Exercise description -
Report every line of the records below that includes the string "menu".

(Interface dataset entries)
^^^^^^^^^^^^^^^^

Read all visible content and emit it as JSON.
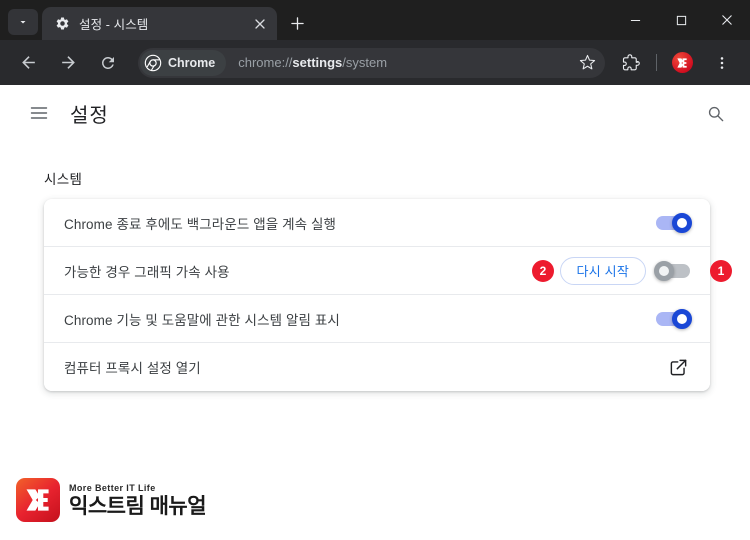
{
  "browser": {
    "window_title": "설정 - 시스템",
    "tab": {
      "title": "설정 - 시스템",
      "favicon": "gear-icon",
      "close_label": "×"
    },
    "tab_search_label": "chevron-down-icon",
    "new_tab_label": "+",
    "window_controls": {
      "minimize": "minimize-icon",
      "maximize": "maximize-icon",
      "close": "close-icon"
    },
    "toolbar": {
      "back": "back-arrow-icon",
      "forward": "forward-arrow-icon",
      "reload": "reload-icon",
      "site_chip_label": "Chrome",
      "url_prefix": "chrome://",
      "url_bold": "settings",
      "url_suffix": "/system",
      "url_full": "chrome://settings/system",
      "bookmark": "star-icon",
      "extensions": "puzzle-piece-icon",
      "profile": "profile-avatar",
      "menu": "three-dot-menu-icon"
    }
  },
  "settings": {
    "menu_label": "hamburger-menu-icon",
    "page_title": "설정",
    "search_label": "search-icon",
    "section_label": "시스템",
    "rows": [
      {
        "label": "Chrome 종료 후에도 백그라운드 앱을 계속 실행",
        "control": "toggle",
        "state": "on"
      },
      {
        "label": "가능한 경우 그래픽 가속 사용",
        "control": "toggle",
        "state": "off",
        "restart_button": "다시 시작"
      },
      {
        "label": "Chrome 기능 및 도움말에 관한 시스템 알림 표시",
        "control": "toggle",
        "state": "on"
      },
      {
        "label": "컴퓨터 프록시 설정 열기",
        "control": "external-link"
      }
    ]
  },
  "annotations": {
    "badge_1": "1",
    "badge_2": "2",
    "badge_color": "#ed1b2e"
  },
  "watermark": {
    "monogram": "EX",
    "tagline": "More Better IT Life",
    "name": "익스트림 매뉴얼"
  },
  "colors": {
    "tabstrip_bg": "#1f1f1f",
    "toolbar_bg": "#292a2d",
    "tab_active_bg": "#35363a",
    "toggle_on": "#1a47d6",
    "toggle_off": "#9aa0a6",
    "link_blue": "#1a73e8",
    "page_bg": "#ffffff"
  }
}
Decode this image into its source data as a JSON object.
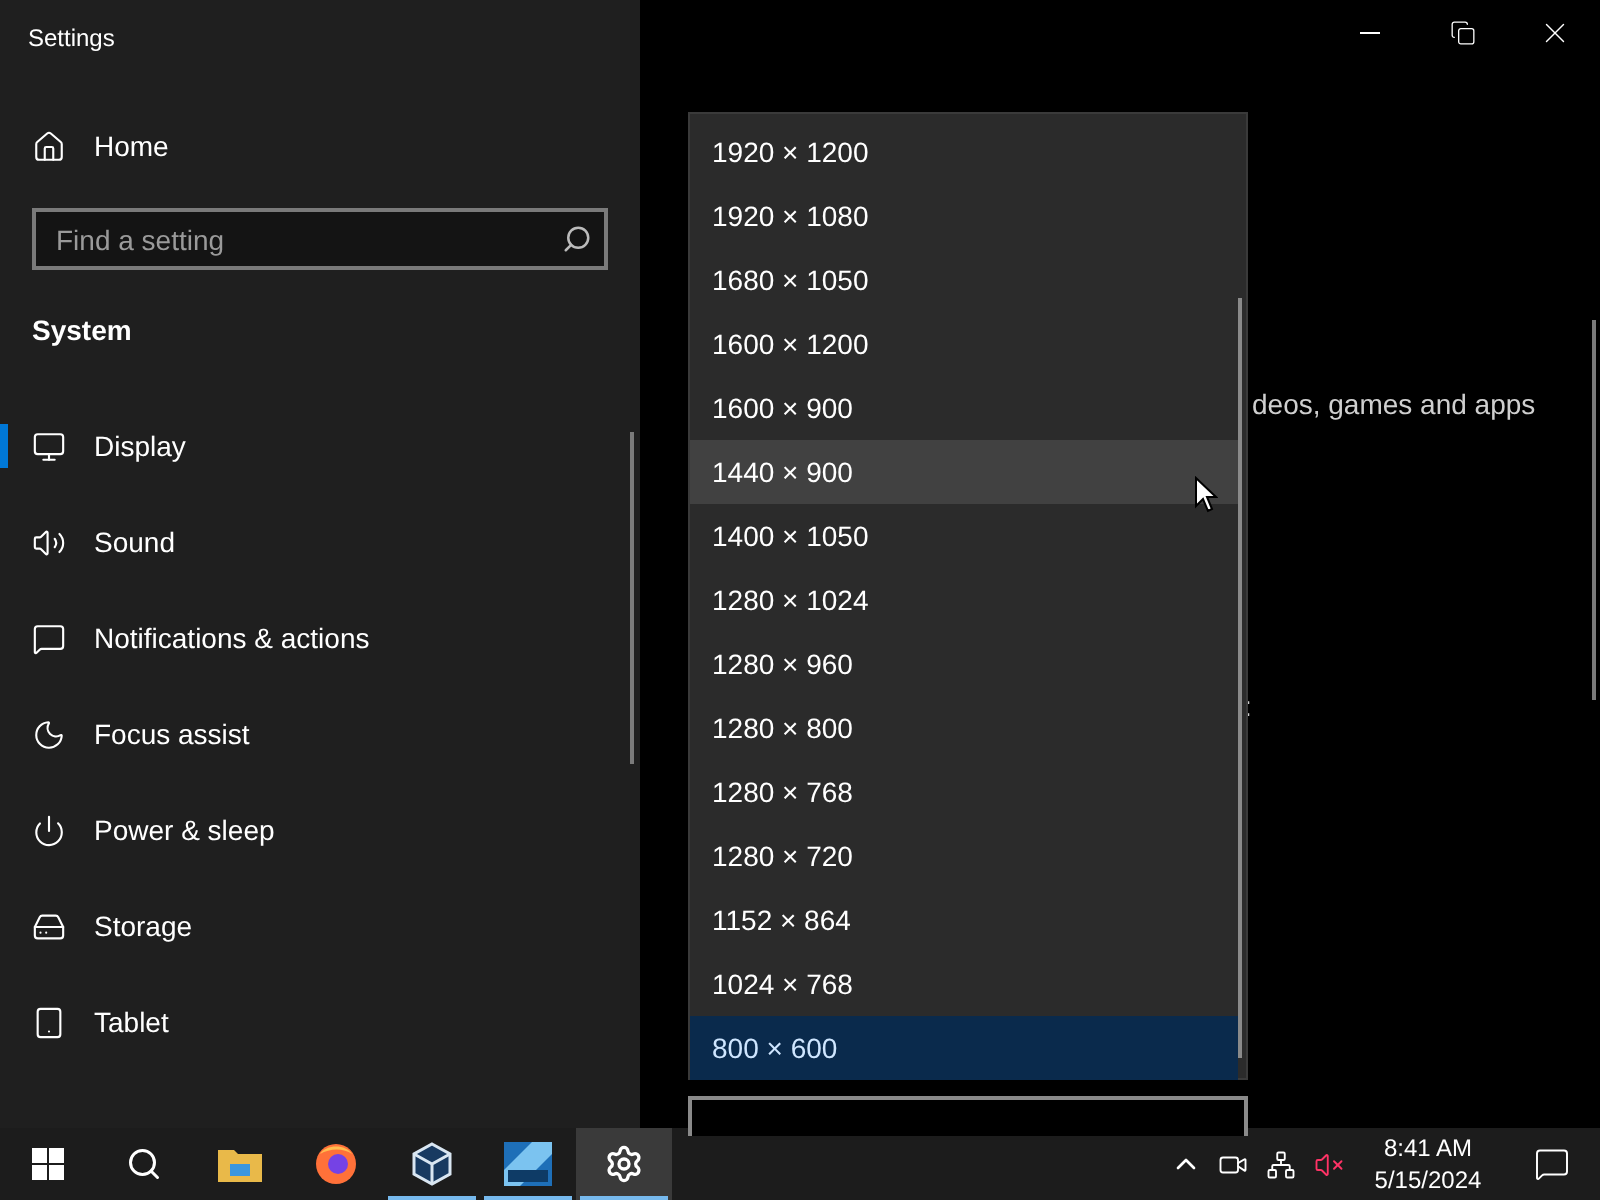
{
  "window": {
    "title": "Settings"
  },
  "sidebar": {
    "home": "Home",
    "search": {
      "placeholder": "Find a setting"
    },
    "section": "System",
    "items": [
      {
        "label": "Display",
        "selected": true
      },
      {
        "label": "Sound",
        "selected": false
      },
      {
        "label": "Notifications & actions",
        "selected": false
      },
      {
        "label": "Focus assist",
        "selected": false
      },
      {
        "label": "Power & sleep",
        "selected": false
      },
      {
        "label": "Storage",
        "selected": false
      },
      {
        "label": "Tablet",
        "selected": false
      }
    ]
  },
  "content": {
    "text_1": "deos, games and apps",
    "text_2": ":"
  },
  "dropdown": {
    "options": [
      {
        "label": "1920 × 1200",
        "selected": false,
        "hovered": false
      },
      {
        "label": "1920 × 1080",
        "selected": false,
        "hovered": false
      },
      {
        "label": "1680 × 1050",
        "selected": false,
        "hovered": false
      },
      {
        "label": "1600 × 1200",
        "selected": false,
        "hovered": false
      },
      {
        "label": "1600 × 900",
        "selected": false,
        "hovered": false
      },
      {
        "label": "1440 × 900",
        "selected": false,
        "hovered": true
      },
      {
        "label": "1400 × 1050",
        "selected": false,
        "hovered": false
      },
      {
        "label": "1280 × 1024",
        "selected": false,
        "hovered": false
      },
      {
        "label": "1280 × 960",
        "selected": false,
        "hovered": false
      },
      {
        "label": "1280 × 800",
        "selected": false,
        "hovered": false
      },
      {
        "label": "1280 × 768",
        "selected": false,
        "hovered": false
      },
      {
        "label": "1280 × 720",
        "selected": false,
        "hovered": false
      },
      {
        "label": "1152 × 864",
        "selected": false,
        "hovered": false
      },
      {
        "label": "1024 × 768",
        "selected": false,
        "hovered": false
      },
      {
        "label": "800 × 600",
        "selected": true,
        "hovered": false
      }
    ]
  },
  "taskbar": {
    "apps": [
      {
        "kind": "start",
        "running": false,
        "selected": false
      },
      {
        "kind": "search",
        "running": false,
        "selected": false
      },
      {
        "kind": "explorer",
        "running": false,
        "selected": false
      },
      {
        "kind": "firefox",
        "running": false,
        "selected": false
      },
      {
        "kind": "cube",
        "running": true,
        "selected": false
      },
      {
        "kind": "server",
        "running": true,
        "selected": false
      },
      {
        "kind": "settings",
        "running": true,
        "selected": true
      }
    ],
    "time": "8:41 AM",
    "date": "5/15/2024",
    "volume_muted": true
  }
}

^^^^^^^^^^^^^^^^

Output for this task -
      "menu": "three-dot-menu-icon"
    "menu_label": "hamburger-menu-icon",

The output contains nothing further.